Why Thinkpad?

ThinkPads, in comparison with other laptops, are engineered from the ground up to be reliable and druable, able to survive even the harshest environments. They are simultaneously designed to be completely modular. In most 'true' ThinkPads, at least 90% of the components can be replaced by removing only a few standard screws, and the entire process is well-documented and will not void your warranty. They are also highly upgradable, sporting modular bays that allow you to add in an extra GPU, hard drive, or whatever you might need. On top of all this, they have fantastic software support for almost every operating system you might use, especially Linux. One of the strongest points about ThinkPads, though, is that they're durable. Not only will one you buy last you a long time, but because they've been around for a long time and are very reliable, older models are sold frequently for incredibly low prices. Why buy a low-end netbook when you could, for the same price, buy a slightly older ThinkPad that will end up lasting longer anyway?

What model?
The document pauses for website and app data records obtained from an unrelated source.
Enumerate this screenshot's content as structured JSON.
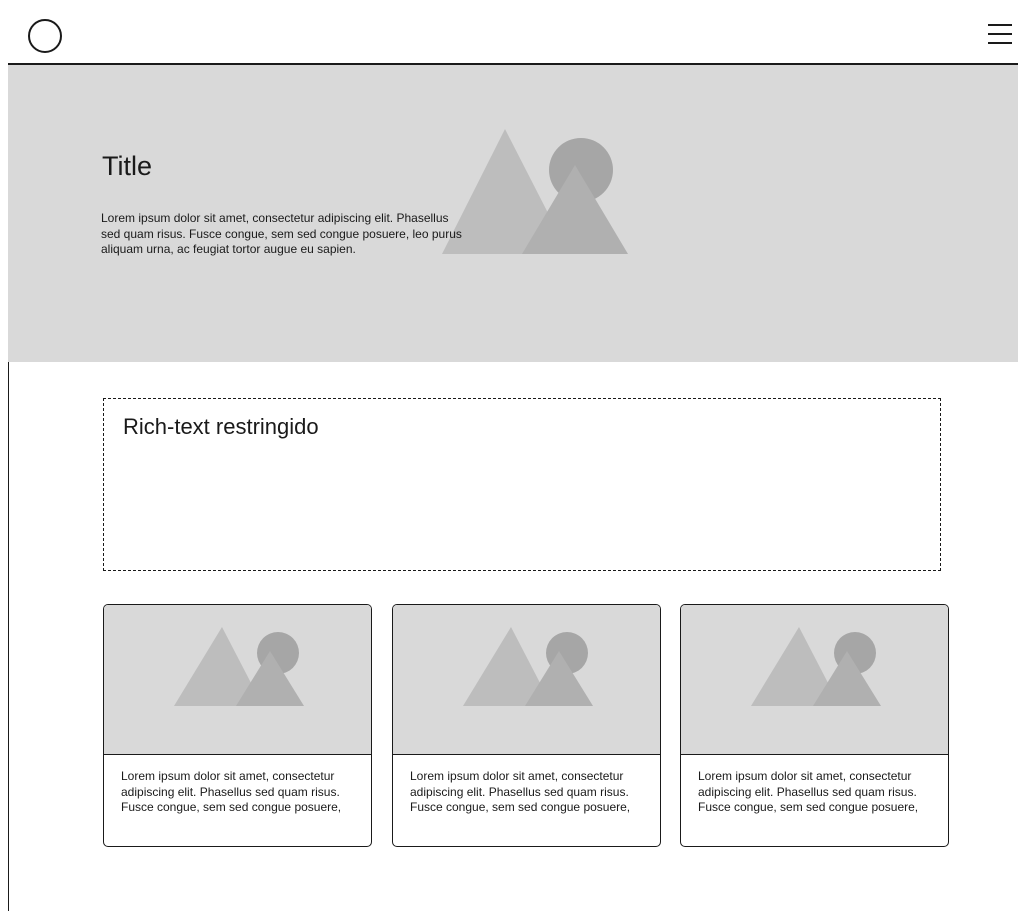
{
  "header": {
    "logo_icon": "circle-logo-icon",
    "menu_icon": "hamburger-menu-icon"
  },
  "hero": {
    "title": "Title",
    "text": "Lorem ipsum dolor sit amet, consectetur adipiscing elit. Phasellus sed quam risus. Fusce congue, sem sed congue posuere, leo purus aliquam urna, ac feugiat tortor augue eu sapien.",
    "image_icon": "image-placeholder-icon",
    "background_color": "#d9d9d9"
  },
  "richtext": {
    "title": "Rich-text restringido"
  },
  "cards": [
    {
      "text": "Lorem ipsum dolor sit amet, consectetur adipiscing elit. Phasellus sed quam risus. Fusce congue, sem sed congue posuere,",
      "image_icon": "image-placeholder-icon"
    },
    {
      "text": "Lorem ipsum dolor sit amet, consectetur adipiscing elit. Phasellus sed quam risus. Fusce congue, sem sed congue posuere,",
      "image_icon": "image-placeholder-icon"
    },
    {
      "text": "Lorem ipsum dolor sit amet, consectetur adipiscing elit. Phasellus sed quam risus. Fusce congue, sem sed congue posuere,",
      "image_icon": "image-placeholder-icon"
    }
  ]
}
The T series is often regarded as the middle of the road between the extremities of laptop placement. They’re fairly durable machines for more business or long-term oriented owners that aren’t looking for workstations, but aren’t looking for ultraportable, either. The T series comes in 15.6” and 14.1” variants (T4#0 and T5#0) and generally houses current-gen i5 and i7s, dedicated Nvidia NVS GPUs, and modern expandability options.
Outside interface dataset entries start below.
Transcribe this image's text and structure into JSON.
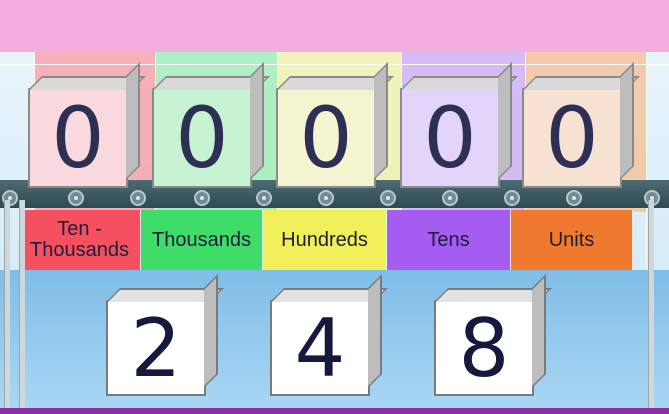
{
  "columns": [
    {
      "label": "Ten -\nThousands",
      "digit": "0",
      "color": "#f5505f"
    },
    {
      "label": "Thousands",
      "digit": "0",
      "color": "#3fdc6a"
    },
    {
      "label": "Hundreds",
      "digit": "0",
      "color": "#f0ef5a"
    },
    {
      "label": "Tens",
      "digit": "0",
      "color": "#a45cf1"
    },
    {
      "label": "Units",
      "digit": "0",
      "color": "#ef7a2f"
    }
  ],
  "tiles": [
    "2",
    "4",
    "8"
  ]
}
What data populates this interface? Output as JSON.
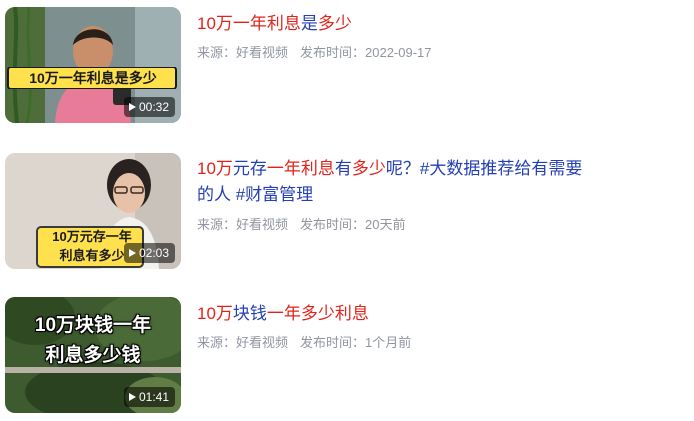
{
  "results": [
    {
      "title_parts": [
        {
          "text": "10万一年利息",
          "hl": true
        },
        {
          "text": "是",
          "hl": false
        },
        {
          "text": "多少",
          "hl": true
        }
      ],
      "thumb_caption": "10万一年利息是多少",
      "duration": "00:32",
      "source": "来源：好看视频",
      "publish": "发布时间：2022-09-17"
    },
    {
      "title_parts": [
        {
          "text": "10万",
          "hl": true
        },
        {
          "text": "元存",
          "hl": false
        },
        {
          "text": "一年利息",
          "hl": true
        },
        {
          "text": "有",
          "hl": false
        },
        {
          "text": "多少",
          "hl": true
        },
        {
          "text": "呢？#大数据推荐给有需要的人 #财富管理",
          "hl": false
        }
      ],
      "thumb_caption_lines": [
        "10万元存一年",
        "利息有多少"
      ],
      "duration": "02:03",
      "source": "来源：好看视频",
      "publish": "发布时间：20天前"
    },
    {
      "title_parts": [
        {
          "text": "10万",
          "hl": true
        },
        {
          "text": "块钱",
          "hl": false
        },
        {
          "text": "一年多少利息",
          "hl": true
        }
      ],
      "thumb_caption_lines": [
        "10万块钱一年",
        "利息多少钱"
      ],
      "duration": "01:41",
      "source": "来源：好看视频",
      "publish": "发布时间：1个月前"
    }
  ]
}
The X-series line of Thinkpads is more geared towards portability than power and durability. These Thinkpads are fairly small, with most of them housing 11” displays, and very thin, often being compared to netbooks. They rarely have touchpads, instead opting for only TrackPoints, and they have reduced size keyboards, with Enter buttons the size of normal letters. There is also a tablet line of X-series laptops, denoted by the “t” character following the model number. These tablets are convertible laptops with only a single hinge in the middle of the display that allows the display to rotate around 180 degrees and fold upon itself, turning the laptop into a touchscreen tablet. These tablets also feature Wacom digitizers with pens.

The W series is the workstation beast of the Thinkpad line. It boasts large displays, a large physical footprint, full-size keyboards (w/ numpad), large resolution displays, and desktop-class components. If you’re looking to have a durable Thinkpad that you can place on your desk all day and process demanding tasks, yet still be able to pack it away and bring it home at the end of the day, the W series is what you’re looking for. The W series is also the only place you’re going to find multiple drives in RAID, multi-GPU setups, and multiple monitors in a modern Thinkpad. It is also extremely common for W-series Thinkpads to have Wacom digitizer pads between the standard touchpad and fingerprint scanner/number pad.